About Growing & Processing Herbs


We think of herbs as plants that provide pungent accents in cooking, but technically, all non-woody plants that flower and reproduce by seed are herbs. We use a fraction of the "kitchen" herbs grown by our ancestors, but a wide variety is available each spring at garden centers. Grow herbs in a garden or flower border for their beauty and fragrance; preserve them to bring good taste to the table all year long.


According to West Virginia University's Extension, one English nursery boasts "57 herbs, 16 mints, 17 onion-type herbs, 20 sages, and 17 thymes in a recent catalog." Nearly dozen types of mint alone crowd some nursery racks. The gardener who tries to plant them all will need a garden the size of the ones that graced 18th century estates. The practical gardener chooses garden herbs that will be used in the kitchen and adds some that have attractive flowers or foliage to brighten the plot.


Most herbs require slightly acidic, well-drained soil in a sunny location, although some like tarragon and catnip do better in semi-shade. West Virginia's horticulturists suggest digging out gardens with heavy clay to a depth of 18 inches and refilling with sandy loam over a 3-inch layer of crushed stone to improve drainage. Most herbs grow best when soil is not fertilized; nitrogen produces larger leaves but less intense essential oils. Give herbs a winter mulch of straw or evergreen boughs in December. Leave mulch in place until the air warms in spring; herbs start growing early and can use the shelter.


The oils that give herbs their flavor are most intense when the plant is actively growing. Pinching back pants delays flowering and provides fresh herbs for kitchen use. Keep a bunch of mint stems for tea or basil for pasta at hand in a glass of water in the fridge. The North Carolina State University Extension recommends beginning harvest when plants have enough foliage to support growth and continuing to harvest until flower buds form. Harvest herbs in the morning when they are actively growing and hydrated.

Traditional Preservation Techniques

Gardeners and cooks have used two methods of drying to preserve herbs for centuries. Because oils are released when leaves are crushed, both methods emphasize keeping leaves whole. One method hangs loosely tied small bunches in well-ventilated, dark spaces; this method works best with low-moisture or fine-textured herbs like thyme, sage, dill and parsley. The second method, best used with large, moist herb leaves like those of basil, bay and mints, dries them quickly by spreading individual leaves on screening. Herbs will retain their strength for several months to a year.

Other Techniques

North Carolina State's Extension suggests several additional ways to preserve garden herbs. Freeze chopped herbs in ice cubes or freeze whole herbs spread on trays; store both in the freezer in plastic bags. Microwave herbs spread on paper towels on high for a few minutes--thick leaves will need another "zap." Spread herbs on trays in food dehydrators or in an oven on the lowest setting. Herbs are finished when leaves crumble. Keep leaves as whole as possible while removing from stems and store in freezer bags or sealed jars. Check packages periodically and discard any that show signs of mold, a sign of incomplete processing.
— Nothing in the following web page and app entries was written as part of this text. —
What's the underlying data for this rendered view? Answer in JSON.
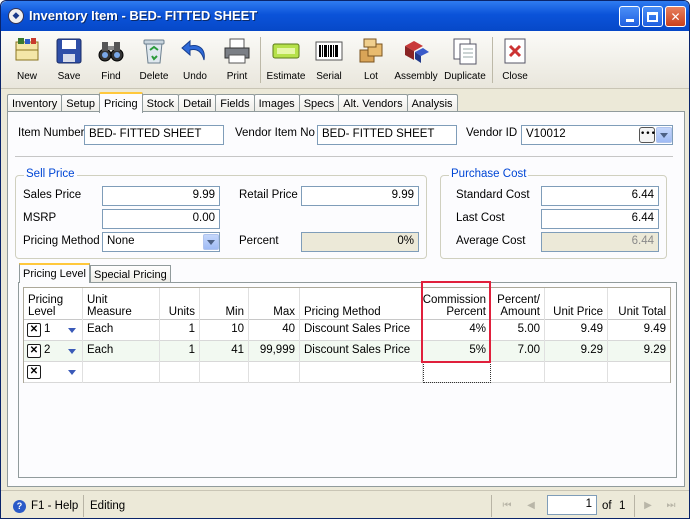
{
  "window": {
    "title": "Inventory Item - BED- FITTED SHEET"
  },
  "toolbar": {
    "new": "New",
    "save": "Save",
    "find": "Find",
    "delete": "Delete",
    "undo": "Undo",
    "print": "Print",
    "estimate": "Estimate",
    "serial": "Serial",
    "lot": "Lot",
    "assembly": "Assembly",
    "duplicate": "Duplicate",
    "close": "Close"
  },
  "tabs": [
    "Inventory",
    "Setup",
    "Pricing",
    "Stock",
    "Detail",
    "Fields",
    "Images",
    "Specs",
    "Alt. Vendors",
    "Analysis"
  ],
  "active_tab": "Pricing",
  "header": {
    "item_number_label": "Item Number",
    "item_number": "BED- FITTED SHEET",
    "vendor_item_label": "Vendor Item No",
    "vendor_item": "BED- FITTED SHEET",
    "vendor_id_label": "Vendor ID",
    "vendor_id": "V10012"
  },
  "sell_price": {
    "title": "Sell Price",
    "sales_price_label": "Sales Price",
    "sales_price": "9.99",
    "msrp_label": "MSRP",
    "msrp": "0.00",
    "pricing_method_label": "Pricing Method",
    "pricing_method": "None",
    "retail_price_label": "Retail Price",
    "retail_price": "9.99",
    "percent_label": "Percent",
    "percent": "0%"
  },
  "purchase_cost": {
    "title": "Purchase Cost",
    "standard_cost_label": "Standard Cost",
    "standard_cost": "6.44",
    "last_cost_label": "Last Cost",
    "last_cost": "6.44",
    "average_cost_label": "Average Cost",
    "average_cost": "6.44"
  },
  "subtabs": [
    "Pricing Level",
    "Special Pricing"
  ],
  "grid": {
    "headers": {
      "pricing_level": "Pricing Level",
      "unit_measure": "Unit Measure",
      "units": "Units",
      "min": "Min",
      "max": "Max",
      "pricing_method": "Pricing Method",
      "commission_percent": "Commission Percent",
      "percent_amount": "Percent/ Amount",
      "unit_price": "Unit Price",
      "unit_total": "Unit Total"
    },
    "rows": [
      {
        "level": "1",
        "unit_measure": "Each",
        "units": "1",
        "min": "10",
        "max": "40",
        "pricing_method": "Discount Sales Price",
        "commission": "4%",
        "percent_amount": "5.00",
        "unit_price": "9.49",
        "unit_total": "9.49"
      },
      {
        "level": "2",
        "unit_measure": "Each",
        "units": "1",
        "min": "41",
        "max": "99,999",
        "pricing_method": "Discount Sales Price",
        "commission": "5%",
        "percent_amount": "7.00",
        "unit_price": "9.29",
        "unit_total": "9.29"
      }
    ],
    "new_row_x": "✕"
  },
  "status": {
    "help": "F1 - Help",
    "mode": "Editing",
    "page": "1",
    "of_label": "of",
    "total_pages": "1"
  },
  "colors": {
    "titlebar": "#0b53d9",
    "highlight_box": "#e0203c",
    "group_title": "#0046d5"
  }
}
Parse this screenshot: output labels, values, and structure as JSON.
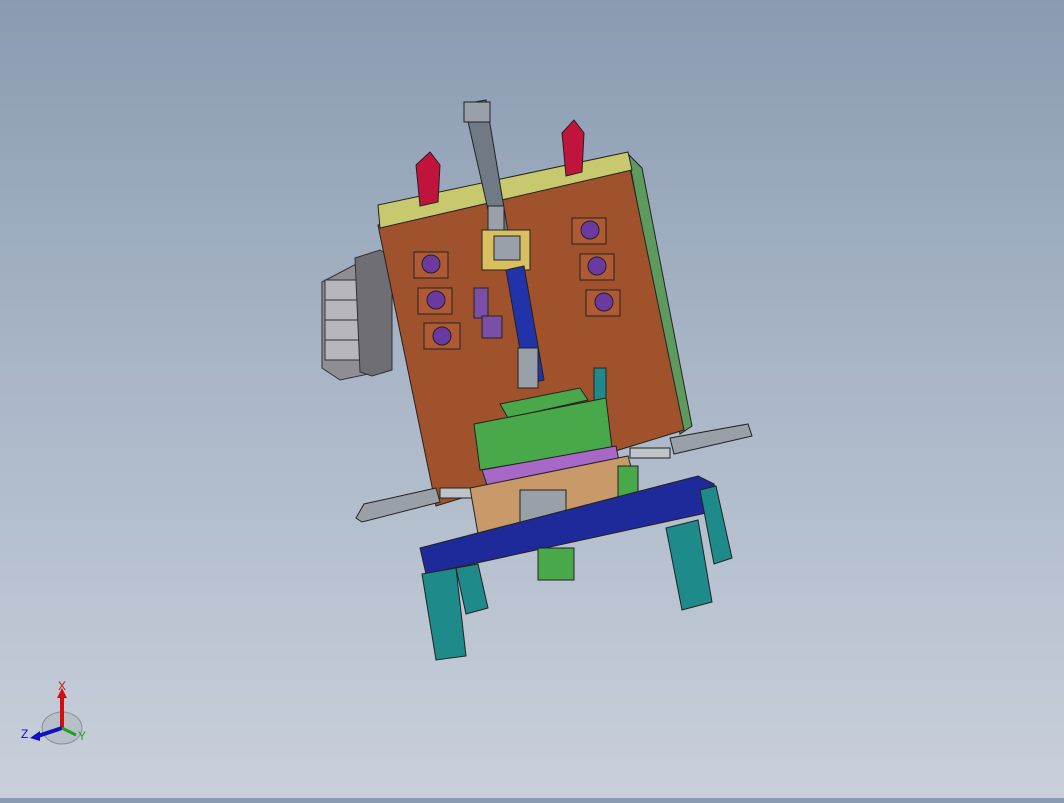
{
  "viewport": {
    "background_top": "#8a9bb1",
    "background_bottom": "#c9d0db"
  },
  "model": {
    "colors": {
      "back_plate": "#a0522d",
      "top_strip": "#c8c86e",
      "side_plate": "#5e9a5e",
      "base_plate": "#1e2a9a",
      "legs": "#1f8a8a",
      "cylinder": "#707a85",
      "handles": "#c0143c",
      "blocks": "#7b4ea8",
      "carriage": "#49a84a",
      "slide_rail": "#2233aa",
      "gray_parts": "#9aa0a8"
    }
  },
  "triad": {
    "x_label": "X",
    "y_label": "Y",
    "z_label": "Z",
    "x_color": "#d01010",
    "y_color": "#20a020",
    "z_color": "#1010c0"
  }
}
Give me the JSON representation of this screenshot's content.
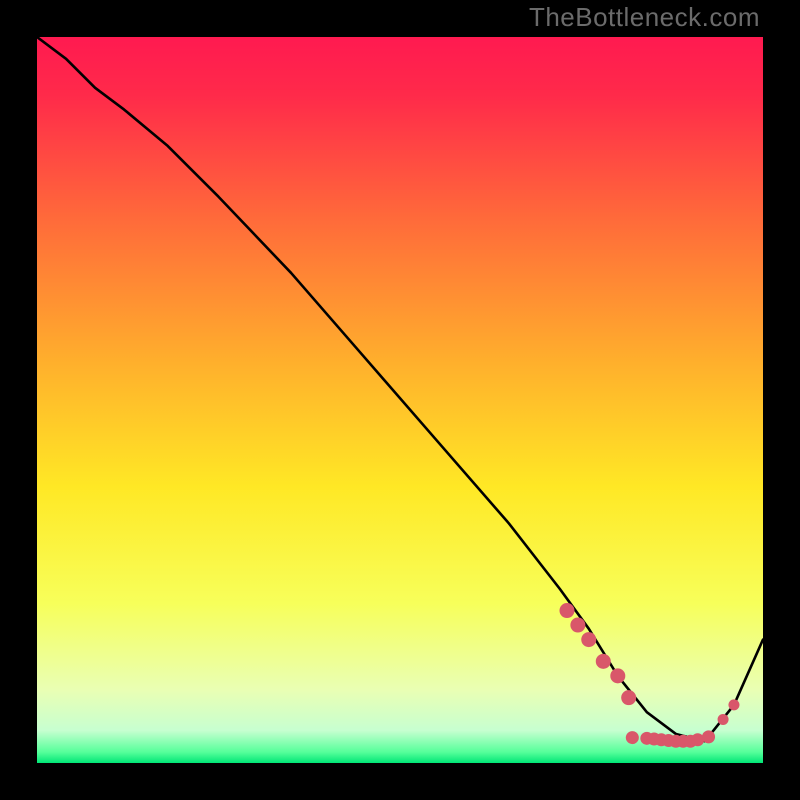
{
  "watermark": "TheBottleneck.com",
  "colors": {
    "gradient_stops": [
      {
        "offset": 0,
        "color": "#ff1a50"
      },
      {
        "offset": 0.08,
        "color": "#ff2a4a"
      },
      {
        "offset": 0.25,
        "color": "#ff6a3a"
      },
      {
        "offset": 0.45,
        "color": "#ffb02c"
      },
      {
        "offset": 0.62,
        "color": "#ffe825"
      },
      {
        "offset": 0.78,
        "color": "#f7ff5a"
      },
      {
        "offset": 0.9,
        "color": "#e9ffb4"
      },
      {
        "offset": 0.955,
        "color": "#c7ffd0"
      },
      {
        "offset": 0.985,
        "color": "#56ff9a"
      },
      {
        "offset": 1.0,
        "color": "#00e676"
      }
    ],
    "curve": "#000000",
    "marker": "#d9576a"
  },
  "chart_data": {
    "type": "line",
    "title": "",
    "xlabel": "",
    "ylabel": "",
    "xlim": [
      0,
      100
    ],
    "ylim": [
      0,
      100
    ],
    "series": [
      {
        "name": "curve",
        "x": [
          0,
          4,
          8,
          12,
          18,
          25,
          35,
          45,
          55,
          65,
          72,
          76,
          80,
          84,
          88,
          92,
          96,
          100
        ],
        "y": [
          100,
          97,
          93,
          90,
          85,
          78,
          67.5,
          56,
          44.5,
          33,
          24,
          18.5,
          12,
          7,
          4,
          3,
          8,
          17
        ]
      }
    ],
    "markers": {
      "name": "highlight-dots",
      "points": [
        {
          "x": 73,
          "y": 21
        },
        {
          "x": 74.5,
          "y": 19
        },
        {
          "x": 76,
          "y": 17
        },
        {
          "x": 78,
          "y": 14
        },
        {
          "x": 80,
          "y": 12
        },
        {
          "x": 81.5,
          "y": 9
        }
      ],
      "flat_points": [
        {
          "x": 82,
          "y": 3.5
        },
        {
          "x": 84,
          "y": 3.4
        },
        {
          "x": 85,
          "y": 3.3
        },
        {
          "x": 86,
          "y": 3.2
        },
        {
          "x": 87,
          "y": 3.1
        },
        {
          "x": 88,
          "y": 3.0
        },
        {
          "x": 89,
          "y": 3.0
        },
        {
          "x": 90,
          "y": 3.0
        },
        {
          "x": 91,
          "y": 3.2
        },
        {
          "x": 92.5,
          "y": 3.6
        }
      ],
      "extra_points": [
        {
          "x": 94.5,
          "y": 6
        },
        {
          "x": 96,
          "y": 8
        }
      ]
    }
  }
}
Keywords: growing herbs, processing herbs, herb gardens

About this Author

Chicago native Laura Reynolds has been writing for 40 years. She attended American University (D.C.), Northern Illinois University and University of Illinois Chicago and has a B.S. in communications (theater). Originally a secondary school communications and history teacher, she's written one book and edited several others. She has 30 years of experience as a local official, including service as a municipal judge.